(Source records)
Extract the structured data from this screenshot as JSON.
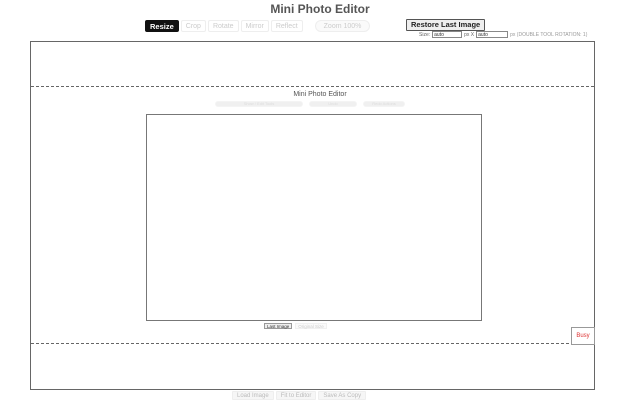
{
  "app": {
    "title": "Mini Photo Editor"
  },
  "toolbar": {
    "tools": [
      {
        "label": "Resize",
        "active": true
      },
      {
        "label": "Crop",
        "active": false
      },
      {
        "label": "Rotate",
        "active": false
      },
      {
        "label": "Mirror",
        "active": false
      },
      {
        "label": "Reflect",
        "active": false
      }
    ],
    "zoom_label": "Zoom 100%",
    "restore_label": "Restore Last Image"
  },
  "size": {
    "width_label": "Size:",
    "width_value": "auto",
    "height_label": "px X",
    "height_value": "auto",
    "hint": "px (DOUBLE TOOL ROTATION: 1)"
  },
  "editor": {
    "title": "Mini Photo Editor",
    "inner_buttons": [
      "Show / Edit Tools",
      "Undo",
      "Redo Actions"
    ],
    "last_image_label": "Last Image",
    "secondary_label": "Original Size",
    "corner_label": "Busy"
  },
  "bottom": {
    "buttons": [
      "Load Image",
      "Fit to Editor",
      "Save As Copy"
    ]
  },
  "colors": {
    "accent": "#111111",
    "corner_text": "#dd3333"
  }
}
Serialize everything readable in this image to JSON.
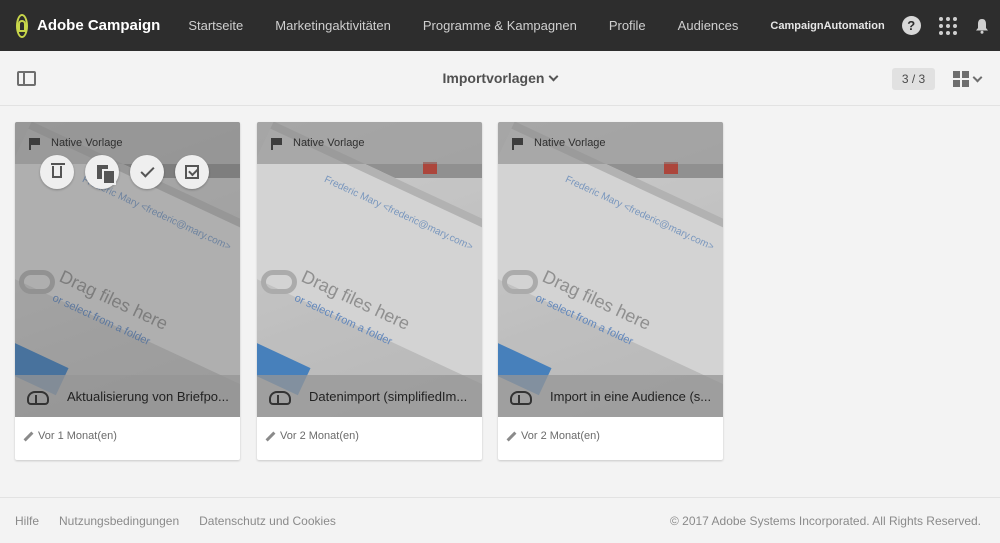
{
  "app": {
    "brand": "Adobe Campaign"
  },
  "nav": {
    "items": [
      "Startseite",
      "Marketingaktivitäten",
      "Programme & Kampagnen",
      "Profile",
      "Audiences"
    ],
    "account": "CampaignAutomation",
    "icons": [
      "help-icon",
      "apps-grid-icon",
      "bell-icon",
      "user-avatar-icon"
    ]
  },
  "toolbar": {
    "title": "Importvorlagen",
    "counter": "3 / 3"
  },
  "cards": [
    {
      "badge": "Native Vorlage",
      "title": "Aktualisierung von Briefpo...",
      "modified": "Vor 1 Monat(en)"
    },
    {
      "badge": "Native Vorlage",
      "title": "Datenimport (simplifiedIm...",
      "modified": "Vor 2 Monat(en)"
    },
    {
      "badge": "Native Vorlage",
      "title": "Import in eine Audience (s...",
      "modified": "Vor 2 Monat(en)"
    }
  ],
  "thumbnail": {
    "name": "Frederic Mary",
    "email": "<frederic@mary.com>",
    "drag": "Drag files here",
    "select": "or select from a folder",
    "ok": "OK"
  },
  "footer": {
    "links": [
      "Hilfe",
      "Nutzungsbedingungen",
      "Datenschutz und Cookies"
    ],
    "copyright": "© 2017 Adobe Systems Incorporated. All Rights Reserved."
  },
  "colors": {
    "topbar": "#2d2d2d",
    "logo_accent": "#c8d64a",
    "link_blue": "#3a86d4"
  }
}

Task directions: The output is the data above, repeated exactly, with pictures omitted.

Reply:
Extract the structured data from this screenshot as JSON.
{
  "app": {
    "title": "Mini Photo Editor"
  },
  "toolbar": {
    "tools": [
      {
        "label": "Resize",
        "active": true
      },
      {
        "label": "Crop",
        "active": false
      },
      {
        "label": "Rotate",
        "active": false
      },
      {
        "label": "Mirror",
        "active": false
      },
      {
        "label": "Reflect",
        "active": false
      }
    ],
    "zoom_label": "Zoom 100%",
    "restore_label": "Restore Last Image"
  },
  "size": {
    "width_label": "Size:",
    "width_value": "auto",
    "height_label": "px X",
    "height_value": "auto",
    "hint": "px (DOUBLE TOOL ROTATION: 1)"
  },
  "editor": {
    "title": "Mini Photo Editor",
    "inner_buttons": [
      "Show / Edit Tools",
      "Undo",
      "Redo Actions"
    ],
    "last_image_label": "Last Image",
    "secondary_label": "Original Size",
    "corner_label": "Busy"
  },
  "bottom": {
    "buttons": [
      "Load Image",
      "Fit to Editor",
      "Save As Copy"
    ]
  },
  "colors": {
    "accent": "#111111",
    "corner_text": "#dd3333"
  }
}
Serialize everything readable in this image to JSON.
{
  "app": {
    "brand": "Adobe Campaign"
  },
  "nav": {
    "items": [
      "Startseite",
      "Marketingaktivitäten",
      "Programme & Kampagnen",
      "Profile",
      "Audiences"
    ],
    "account": "CampaignAutomation",
    "icons": [
      "help-icon",
      "apps-grid-icon",
      "bell-icon",
      "user-avatar-icon"
    ]
  },
  "toolbar": {
    "title": "Importvorlagen",
    "counter": "3 / 3"
  },
  "cards": [
    {
      "badge": "Native Vorlage",
      "title": "Aktualisierung von Briefpo...",
      "modified": "Vor 1 Monat(en)"
    },
    {
      "badge": "Native Vorlage",
      "title": "Datenimport (simplifiedIm...",
      "modified": "Vor 2 Monat(en)"
    },
    {
      "badge": "Native Vorlage",
      "title": "Import in eine Audience (s...",
      "modified": "Vor 2 Monat(en)"
    }
  ],
  "thumbnail": {
    "name": "Frederic Mary",
    "email": "<frederic@mary.com>",
    "drag": "Drag files here",
    "select": "or select from a folder",
    "ok": "OK"
  },
  "footer": {
    "links": [
      "Hilfe",
      "Nutzungsbedingungen",
      "Datenschutz und Cookies"
    ],
    "copyright": "© 2017 Adobe Systems Incorporated. All Rights Reserved."
  },
  "colors": {
    "topbar": "#2d2d2d",
    "logo_accent": "#c8d64a",
    "link_blue": "#3a86d4"
  }
}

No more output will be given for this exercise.